This is the story of my father, who was a pack rat, his 50-year-old guitar, which sat neglected in our basement for years, and the extraordinary Hanukkah surprise our family received this year.
Much to my mom’s chagrin, my dad never threw out anything. Even old things would find a new use one day, dad used to say.
He not only kept things that were obviously meaningful–such as his old grammar school notebooks or his collection of corny, handwritten jokes he kept just in case he needed a groaner for a party.
He also saved stuff that no one else would think of keeping–like the hang tag for the 1956 Fender Esquire he bought in Saskatchewan not long after my parents immigrated to Canada.
Fate delivered a cruel blow about three decades ago when dad was diagnosed with Parkinson’s disease. The tremors first began in his right hand–his scalpel hand–and my father had to give up surgery.
Soon it became too difficult for him to play the guitar and the Fender was tucked into its bag and stashed away.
About a decade ago, my brother-in-law expressed interest in learning how to play the guitar so my father gave him the Fender. But just like I never used that sewing machine I bought on a whim many years ago, my brother-in- law never got around to taking guitar lessons.
So the lonely Fender sat untouched in their basement for years.
A couple of years ago, after my father died, my brother told some of his guitar-playing friends about the Fender. After seeing photos of it, they concluded: “Dude, this is a serious guitar!”
They sat my brother down in front of the computer, showed him some vintage guitar sites and it slowly dawned on my brother that my dad’s old guitar might be quite valuable.
Still, procrastination set in and my brother didn’t actually take the guitar in to be appraised until a couple of weeks ago.
As my brother tells it, the vintage guitar specialist “opened up the case, looked at it quietly for about 30 seconds and his eyes lit up.”
That specialist, Chris Bennett, of the Twelfth Fret in Toronto, spent about 45 minutes examining the guitar. He took it apart to check out the markings and electronics, then put it back together and played it briefly.
“Other employees kept coming over to see what he was up to and they universally had the same reaction: ‘Holy (bleep)!’ ” recalls my brother. “There was a buzz in the store.”
My father probably paid about $180 for the Fender when he bought it in 1957, says Bennett. The Esquire, introduced in 1950, and played by musicians such as Jeff Beck when he was with the Yardbirds, was a big seller.
In fact, Fender now has a custom shop that recreates those pieces for about $3,000, says Bennett.
“It’s a way of connecting with the past and getting one of those guitars without paying $15,000 and up for them,” he explains.
“It’s a lovely guitar. It definitely made my day,” he says of my dad’s Fender. He appraised it at $25,000 US because it’s in great shape, hasn’t been altered and it’s got the original hang tag and carrying bag.

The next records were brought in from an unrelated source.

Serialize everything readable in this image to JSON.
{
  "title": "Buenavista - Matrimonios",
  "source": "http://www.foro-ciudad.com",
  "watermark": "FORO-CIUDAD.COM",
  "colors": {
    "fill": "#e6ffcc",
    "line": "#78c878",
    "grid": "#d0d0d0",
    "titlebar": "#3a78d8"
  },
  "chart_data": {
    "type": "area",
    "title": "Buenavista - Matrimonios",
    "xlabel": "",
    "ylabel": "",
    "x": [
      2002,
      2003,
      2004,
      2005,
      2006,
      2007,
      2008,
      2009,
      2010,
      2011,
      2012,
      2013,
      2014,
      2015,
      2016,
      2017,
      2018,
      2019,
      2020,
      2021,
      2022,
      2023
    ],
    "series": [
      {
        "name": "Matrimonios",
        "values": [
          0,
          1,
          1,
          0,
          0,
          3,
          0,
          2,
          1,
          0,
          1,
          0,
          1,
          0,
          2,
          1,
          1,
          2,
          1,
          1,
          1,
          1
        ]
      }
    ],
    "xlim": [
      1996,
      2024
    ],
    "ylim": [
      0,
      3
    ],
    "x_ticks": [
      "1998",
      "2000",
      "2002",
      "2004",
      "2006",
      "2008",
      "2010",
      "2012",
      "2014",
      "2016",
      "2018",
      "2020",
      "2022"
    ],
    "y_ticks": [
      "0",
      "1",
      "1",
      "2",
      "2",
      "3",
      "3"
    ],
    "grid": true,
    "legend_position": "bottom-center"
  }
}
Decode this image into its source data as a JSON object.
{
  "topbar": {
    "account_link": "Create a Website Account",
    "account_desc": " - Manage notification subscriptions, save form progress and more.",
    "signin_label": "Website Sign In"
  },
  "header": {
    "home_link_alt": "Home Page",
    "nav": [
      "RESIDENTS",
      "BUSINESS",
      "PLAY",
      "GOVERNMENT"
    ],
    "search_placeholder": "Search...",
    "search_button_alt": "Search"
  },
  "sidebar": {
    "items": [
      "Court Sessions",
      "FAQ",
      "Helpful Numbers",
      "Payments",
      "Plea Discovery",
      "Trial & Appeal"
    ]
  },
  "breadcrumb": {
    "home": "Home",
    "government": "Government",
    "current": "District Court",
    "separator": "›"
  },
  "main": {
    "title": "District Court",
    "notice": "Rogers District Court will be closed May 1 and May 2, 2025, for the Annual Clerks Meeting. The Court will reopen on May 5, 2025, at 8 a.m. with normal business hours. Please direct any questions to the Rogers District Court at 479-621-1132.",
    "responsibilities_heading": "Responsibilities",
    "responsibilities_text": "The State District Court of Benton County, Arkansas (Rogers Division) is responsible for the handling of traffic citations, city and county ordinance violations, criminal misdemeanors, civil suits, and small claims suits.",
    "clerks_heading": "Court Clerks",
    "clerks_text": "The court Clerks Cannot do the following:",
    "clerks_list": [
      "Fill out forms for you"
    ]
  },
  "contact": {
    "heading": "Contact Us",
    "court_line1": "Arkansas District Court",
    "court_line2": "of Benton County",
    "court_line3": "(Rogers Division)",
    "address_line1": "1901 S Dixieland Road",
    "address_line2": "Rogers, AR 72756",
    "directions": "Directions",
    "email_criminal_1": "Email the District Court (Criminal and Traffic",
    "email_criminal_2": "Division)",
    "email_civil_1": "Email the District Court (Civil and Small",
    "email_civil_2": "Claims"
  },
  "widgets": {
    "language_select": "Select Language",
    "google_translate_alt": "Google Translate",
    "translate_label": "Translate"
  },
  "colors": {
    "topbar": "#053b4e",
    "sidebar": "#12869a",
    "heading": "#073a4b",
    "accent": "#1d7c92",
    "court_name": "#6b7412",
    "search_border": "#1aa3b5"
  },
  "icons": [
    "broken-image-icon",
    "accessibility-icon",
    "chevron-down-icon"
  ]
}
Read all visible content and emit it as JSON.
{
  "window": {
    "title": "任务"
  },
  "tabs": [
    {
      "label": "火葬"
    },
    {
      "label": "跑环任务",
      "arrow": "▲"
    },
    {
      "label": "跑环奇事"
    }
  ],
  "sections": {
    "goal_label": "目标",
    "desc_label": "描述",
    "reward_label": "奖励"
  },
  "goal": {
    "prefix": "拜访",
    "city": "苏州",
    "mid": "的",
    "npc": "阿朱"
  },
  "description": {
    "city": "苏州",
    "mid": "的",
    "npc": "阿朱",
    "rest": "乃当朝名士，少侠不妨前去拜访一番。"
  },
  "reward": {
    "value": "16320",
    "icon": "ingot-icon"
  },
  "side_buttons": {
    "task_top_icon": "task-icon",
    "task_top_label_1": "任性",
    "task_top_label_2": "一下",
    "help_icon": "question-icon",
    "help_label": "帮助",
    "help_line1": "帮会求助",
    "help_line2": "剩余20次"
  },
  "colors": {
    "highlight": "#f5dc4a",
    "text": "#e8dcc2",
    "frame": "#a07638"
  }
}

“My eyes bugged out,” says my astonished brother. “I was gobsmacked,” adds my mom.
Perhaps my Irish father always knew he’d immigrate to western Canada. Long before he ever bought the Fender, he was strumming songs such asRed River Valley, Home on the RangeandRidin’ Down the Sunset Trailon earlier guitars.
“(The guitar) was just occupying space as far as I was concerned,” says my mom. “I’ve decided that I probably won’t throw anything away.”